Heckman and Kautz acknowledge that there is solid scientific evidence that childhood is a critical time for forming any skill, but they also assert that personality skills have greater potential for expansion in later years than do cognitive skills. Therefore, they say that remediation efforts during adolescence should concentrate on personality skills. Under apprenticeship systems of the past, a young person built a trusting relationship with an adult, who gave the young person guidance and advice. It is likely that such systems worked so well because they taught not only techniques but also valuable personality skills, like showing up at work faithfully, getting along well with others, and working with perseverance.

It follows that, if personality skills were taught through workplace-based programs, young people with handicaps could receive discipline and guidance that they could not have at home or high school. In fact, adolescent intervention programs that aim to increase personality skills have clearly proven more effective than those focusing on cognitive or academic learning.

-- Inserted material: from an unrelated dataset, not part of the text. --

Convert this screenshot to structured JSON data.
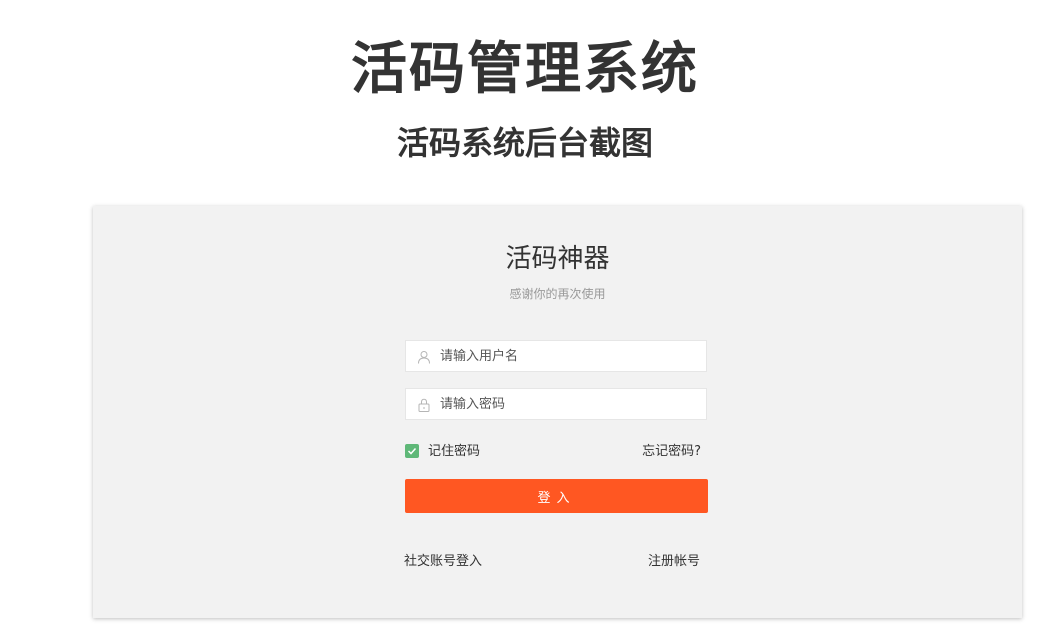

If we take that point of view, the reasons are clear why training for young people, unskilled workers, and the unemployed is not necessarily effective worldwide. Barbara Sianesi, a senior research economist at the Institute for Fiscal Studies in the United Kingdom, wrote in a 2008 paper about the most effective way of helping Sweden's unemployed find new jobs. The program she describes gives the private sector subsidies to hire people as permanent employees. She also found that those unemployed who were trained in full-time coursework outside a business actually had a lower probability of finding employment than those who had taken no program at all. These findings can be interpreted to mean that giving people the responsibility of working in a company enhanced their personality skills.

Europe now faces a serious problem of unemployment among young people, but countries like Germany, Switzerland, and Austria with active occupational training programs that originated with apprenticeship systems have low rates of unemployed youth. Even during the deep recession that began in 2008, the unemployment rate among young people did not rise significantly. This would also appear to be related to the personality skill building that happens at workplaces with occupational training programs.

Japan, too, should recognize the importance of personality skills in education, occupational training, and beyond. Increasing these skills should be one pillar of our HR development.

>> Original text in Japanese

* Translated by RIETI.

January 20, 2014 Nihon Keizai Shimbun

February 13, 2014